Neal also added: “The boppers used the cellar room and listened to their music from records and danced. The freaks listened to their music and talked. There was never any violence in the club between the two different cultures, whereas other dances around the city often ended in some sort of fight. “The club broke new ground as no others had mixed groups in close harmony. We used to argue like mad in the coffee bar in the club and nights would go on until 1a.m. or even 2a.m. in arguments.” The arguments were often about drugs, especially in he late ’60s when flower power and psychedelia were at there peak. Neal said “In 1969 I had to ban about 30 people for using pills. They were known as the In Crowd and after the ban my club suffered immensely. The numbers dropped from about 120 to 40 and this lasted six months.” But Neal was determined not to have any drugs in his club. He knew the boppers used pills and the freaks smoked cannabis but he laid down the law the no-one used drugs in his club. He argued against people using drugs. But, he added: “People did not realise that the way drugs were used by the youth was exactly the same way that alcohol was used by parents.

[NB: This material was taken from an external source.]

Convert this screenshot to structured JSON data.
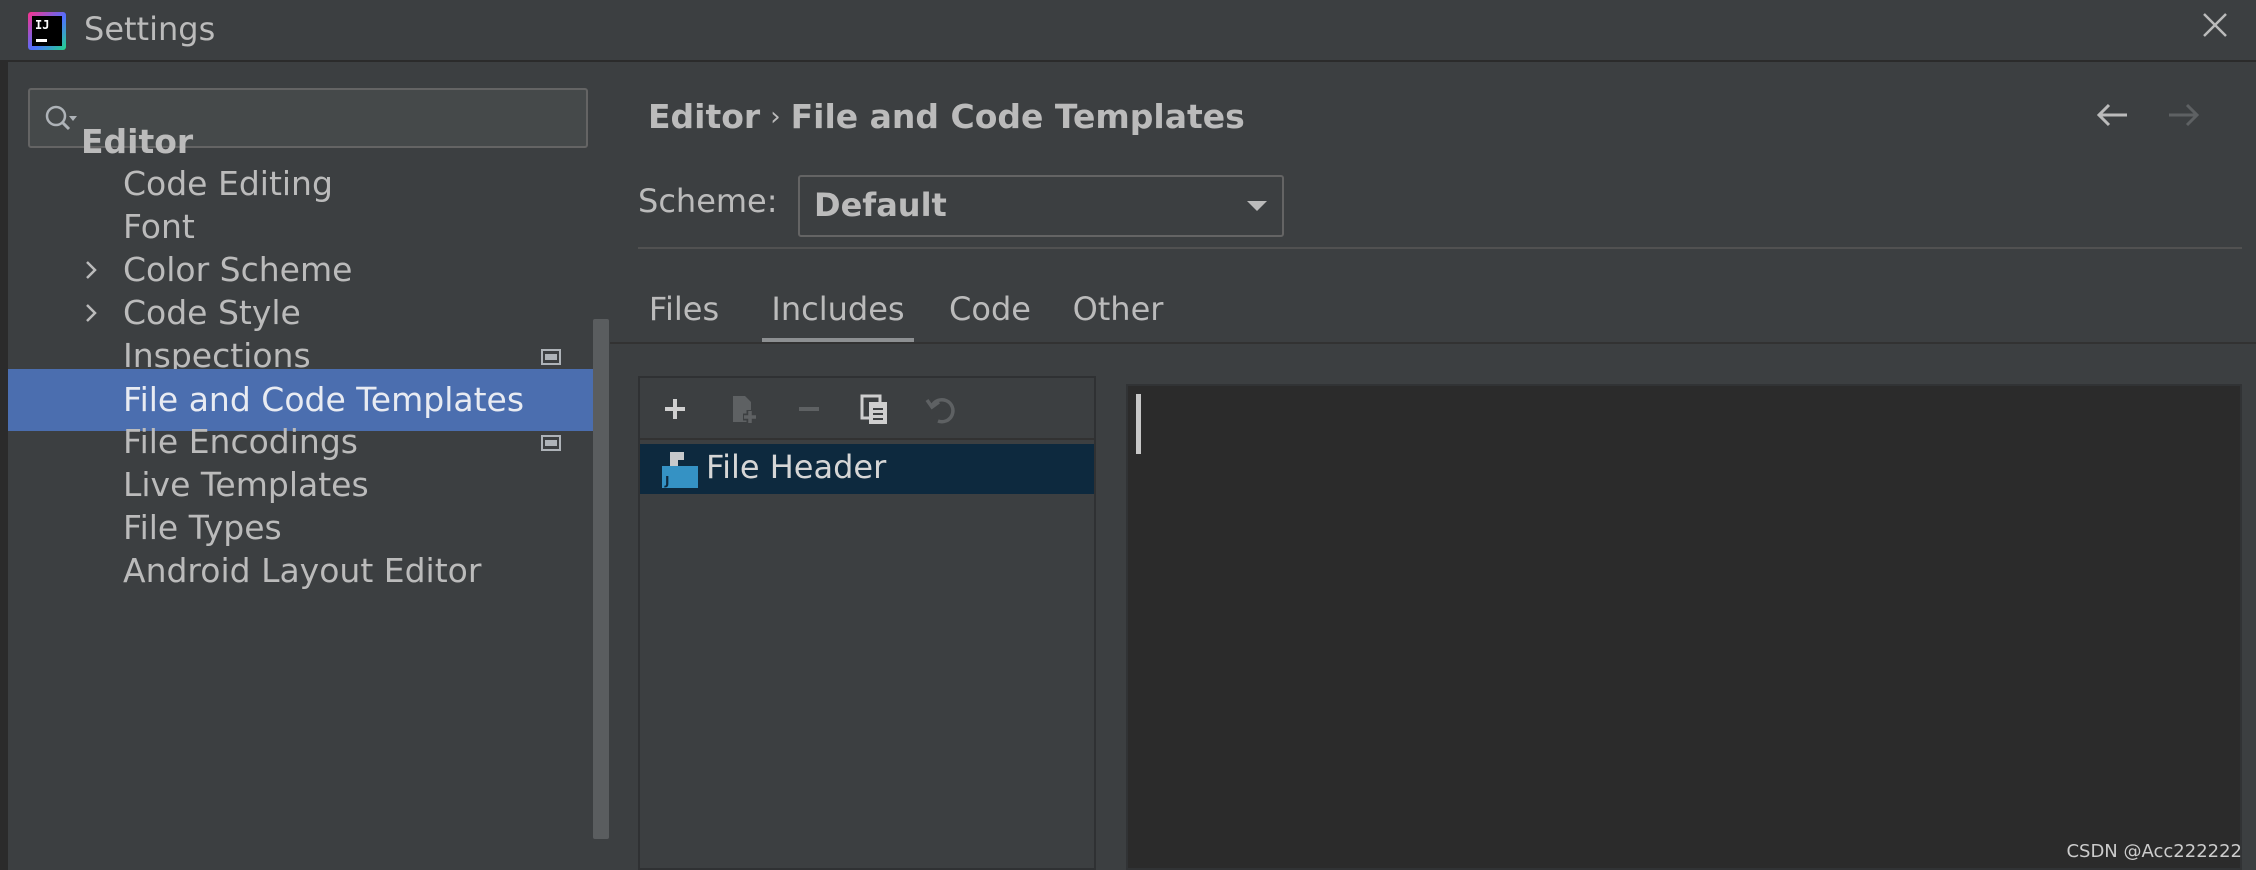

It was only a few who were seriously into drugs.
“Drugs was a taboo word in those days and people preferred to ignore the situation and refuse to believe it actually went on. When I enforced my ban I was nearly ruined as the club gained a reputation that drugs were used there. “If I hadn’t have taken some action it would have got worse and worse, but after six months things started to pick up and people returned,” he said. Because of these experiences, Neal joined the drugs liaison committee in York as he thought his knowledge could help combat people’s ignorance.
After the dust had settled in 1970, Neal had the freaks’ room licensed as the club goers were getting older and over the age limit. This helped create the adult atmosphere and the younger members could think they were mixing with more mature people. Neal insists he was not the reason for the club being so popular: “I was just the catalyst for people to use their own initiative and enthusiasm. “It was the members’ own enthusiasm and their desire to get involved that made the Enterprise Club what it was.” he said.
Nowadays, 56 Walmgate is no longer the seedy club it was 30 years ago. Neal has moved to Nunnery Lane and the Brittania Inn which gives him more space to offer more acivities for the community. He bought the Brittania, known as The Old Brit, in 1978 and for a while ran the two places together before giving up the Walmgate site.
Neal is now one of the busiest men in York as he also runs a removal business, which he started when he left teaching to support the club financially. Different clubs and societies use The Old Brit every day of every week for meetings and discussions. All ages are involved, from 15 upwards. Even some of his old members from the ’60s still go to his club to socialise. Today’s club seems a far cry from running a dance in a friends room. To Neal, enjoying himself and helping others is still his life.